Cyanotype is my favorite alternative process because it has a very low bar of entry in terms of required materials (you expose it in the sun and develop it in regular tap water), it is very forgiving, and it can be used to create a very wide range of looks.


Skillshare does require a membership, but if you click on my referral link, you get 2 months for free. That means you can watch every class I’ve uploaded (2 right now and more soon to come) as well as over 10,000 other skillshare videos for free for the first 2 months. There are a huge range of topics, including art, design, craft, photography and beyond, for all skill levels.

One cool feature on every Skillshare class is that you are encouraged to upload your finished results for each project. So for my class, you can upload your finished cyanotype prints so I and the rest of my students can see your work and comment, give feedback and answer any questions you have. I’m really looking forward to what you make!



The Littlest Views of Catoctin

As I get a little more space after the residency I’ve been reflecting on my highs and lows, and what from the experience I will carry with me the most. One of those things I’ve found a little surprising. It isn’t the park itself, or my own photographic exploits. Rather, it is my 5 year old’s photography in the park. I knew that he would want to participate in photographing the park with me, so we brought an old smartphone specifically for that purpose.

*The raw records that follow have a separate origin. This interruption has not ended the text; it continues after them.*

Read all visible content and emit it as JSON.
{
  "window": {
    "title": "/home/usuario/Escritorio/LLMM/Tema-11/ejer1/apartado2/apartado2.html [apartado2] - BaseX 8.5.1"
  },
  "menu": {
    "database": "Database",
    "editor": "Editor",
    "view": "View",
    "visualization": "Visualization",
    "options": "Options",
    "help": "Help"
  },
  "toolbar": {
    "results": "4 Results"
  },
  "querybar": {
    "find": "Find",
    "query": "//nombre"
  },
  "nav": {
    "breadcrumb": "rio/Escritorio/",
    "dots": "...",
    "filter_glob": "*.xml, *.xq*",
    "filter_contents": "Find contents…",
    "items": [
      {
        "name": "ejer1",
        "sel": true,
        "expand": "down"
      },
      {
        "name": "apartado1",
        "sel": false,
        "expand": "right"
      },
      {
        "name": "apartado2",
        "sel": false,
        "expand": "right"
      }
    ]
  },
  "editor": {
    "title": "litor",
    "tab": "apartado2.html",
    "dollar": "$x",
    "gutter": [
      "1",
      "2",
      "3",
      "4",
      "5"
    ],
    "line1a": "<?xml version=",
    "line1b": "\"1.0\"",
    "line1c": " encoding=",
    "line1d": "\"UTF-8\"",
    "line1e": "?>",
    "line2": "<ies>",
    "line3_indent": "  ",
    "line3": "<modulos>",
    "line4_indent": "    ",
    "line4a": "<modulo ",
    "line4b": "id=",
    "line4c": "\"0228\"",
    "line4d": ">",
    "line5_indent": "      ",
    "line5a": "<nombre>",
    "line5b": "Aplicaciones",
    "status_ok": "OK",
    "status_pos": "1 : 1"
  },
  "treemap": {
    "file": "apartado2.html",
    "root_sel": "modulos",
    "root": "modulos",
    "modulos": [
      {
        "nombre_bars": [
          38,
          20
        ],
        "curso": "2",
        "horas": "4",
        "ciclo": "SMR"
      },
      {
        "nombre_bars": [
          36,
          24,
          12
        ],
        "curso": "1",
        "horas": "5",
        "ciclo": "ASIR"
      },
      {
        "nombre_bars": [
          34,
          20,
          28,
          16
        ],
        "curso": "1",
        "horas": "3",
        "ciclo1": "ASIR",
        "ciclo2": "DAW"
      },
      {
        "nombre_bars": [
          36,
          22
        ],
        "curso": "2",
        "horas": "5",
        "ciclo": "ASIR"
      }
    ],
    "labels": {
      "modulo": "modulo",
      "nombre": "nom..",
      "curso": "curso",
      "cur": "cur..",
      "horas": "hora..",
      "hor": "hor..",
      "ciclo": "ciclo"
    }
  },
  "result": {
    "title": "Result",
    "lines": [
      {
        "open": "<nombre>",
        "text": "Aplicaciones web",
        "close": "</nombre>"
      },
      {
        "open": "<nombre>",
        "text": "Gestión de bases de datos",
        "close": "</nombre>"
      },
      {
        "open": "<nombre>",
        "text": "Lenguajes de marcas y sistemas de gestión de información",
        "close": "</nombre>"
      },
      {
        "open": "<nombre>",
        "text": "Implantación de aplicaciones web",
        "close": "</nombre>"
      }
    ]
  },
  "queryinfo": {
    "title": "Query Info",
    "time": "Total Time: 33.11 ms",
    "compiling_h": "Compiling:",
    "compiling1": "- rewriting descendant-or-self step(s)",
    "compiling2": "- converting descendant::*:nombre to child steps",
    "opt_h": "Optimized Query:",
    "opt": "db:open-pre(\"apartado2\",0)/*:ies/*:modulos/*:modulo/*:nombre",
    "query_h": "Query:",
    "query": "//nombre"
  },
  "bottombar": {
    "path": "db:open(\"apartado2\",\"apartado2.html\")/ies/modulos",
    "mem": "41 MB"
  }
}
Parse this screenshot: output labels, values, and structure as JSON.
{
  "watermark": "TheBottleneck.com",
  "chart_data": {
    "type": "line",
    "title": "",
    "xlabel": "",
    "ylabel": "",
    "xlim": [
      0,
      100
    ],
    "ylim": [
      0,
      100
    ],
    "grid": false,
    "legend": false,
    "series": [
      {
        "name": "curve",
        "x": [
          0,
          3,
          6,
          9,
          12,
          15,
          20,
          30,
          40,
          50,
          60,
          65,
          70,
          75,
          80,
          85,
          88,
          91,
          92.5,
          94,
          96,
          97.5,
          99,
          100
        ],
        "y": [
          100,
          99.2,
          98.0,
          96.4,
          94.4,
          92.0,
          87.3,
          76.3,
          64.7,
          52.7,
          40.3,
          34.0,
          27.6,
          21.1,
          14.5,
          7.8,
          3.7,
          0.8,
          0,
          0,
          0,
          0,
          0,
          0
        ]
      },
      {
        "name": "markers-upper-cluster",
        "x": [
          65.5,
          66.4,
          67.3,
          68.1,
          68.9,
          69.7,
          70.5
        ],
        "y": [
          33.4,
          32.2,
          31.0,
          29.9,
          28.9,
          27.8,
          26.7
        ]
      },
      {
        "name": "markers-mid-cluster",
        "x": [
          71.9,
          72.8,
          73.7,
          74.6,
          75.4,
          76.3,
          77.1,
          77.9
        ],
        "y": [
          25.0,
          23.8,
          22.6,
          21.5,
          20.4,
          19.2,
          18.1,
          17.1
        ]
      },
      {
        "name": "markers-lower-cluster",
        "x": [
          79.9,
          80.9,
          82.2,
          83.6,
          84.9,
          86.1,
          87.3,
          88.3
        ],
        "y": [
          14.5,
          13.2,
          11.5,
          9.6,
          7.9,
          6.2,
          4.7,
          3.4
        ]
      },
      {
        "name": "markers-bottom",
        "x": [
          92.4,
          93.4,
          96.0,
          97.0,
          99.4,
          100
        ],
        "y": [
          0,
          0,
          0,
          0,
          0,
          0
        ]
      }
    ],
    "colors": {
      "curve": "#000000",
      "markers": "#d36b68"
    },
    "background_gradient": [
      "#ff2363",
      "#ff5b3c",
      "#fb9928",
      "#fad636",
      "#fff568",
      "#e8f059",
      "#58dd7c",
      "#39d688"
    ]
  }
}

At the beginning of the week he pretty much just took pictures of things I was taking pictures of. But by the end of the trip, he was finding photo opportunities on his own and it seems like he really was loving it. What a joy to watch. That’s not to say it didn’t grow tiresome at times, especially reviewing the photos afterwards. Like many of today’s smartphone photographers, where one photo would do, he took 30 or so. However, he really became proud of the photos he was taking.

And it wasn’t just random point and shoot. I guess through watching my process, after finding a suitable subject he would approach it from several angles, raising and lowering his camera until he got the framing just the way he wanted it. I think that process was especially neat to witness for me, because it is sometimes hard to attribute the same kind of talent or intent to a photograph as it is to a drawing. But through my observation of his methods, I have a much greater appreciation for the execution of his expression.

I look forward to letting him loose with a camera more often.

Below are some of his best photos. I did do a small amount of basic editing on these, the same that I would do to any digital photo that I planned to show, but the actual taking of the photo was all Jed. He chose the subjects and how he wanted to take the picture. Pretty impressive, right?


The Journey’s End – Saying Goodbye to Catoctin

And we’re back home! Another adventure is in the books and it is time to get back to our semi-normal lives. It has once again been an incredible experience of being able to slowly explore everything Catoctin Mountain Park has to offer. This time more that any other residency has literally been at a child’s pace the entire time, meaning we spent a lot of time contemplating the little wonders along each path. Hopefully my photos were imbued with some of that sense.

The last couple days of our stay were a little on the rainy side, so we had to pick and choose our outing around storms, but we still managed to get in a lot of fishing and photography. Below are some spots we encountered just a few hours before driving home. I was especially happy to find an unsuspecting fly fisherman trying his luck along the stream since that is what it has been especially reserved for.

And so now I enter editing mode, looking through all the shots I captured. Of course I’ll be looking for the stand out images I can turn into prints, but I’ll also be searching for a narrative thread around which I can begin to create a book about this park and my experience.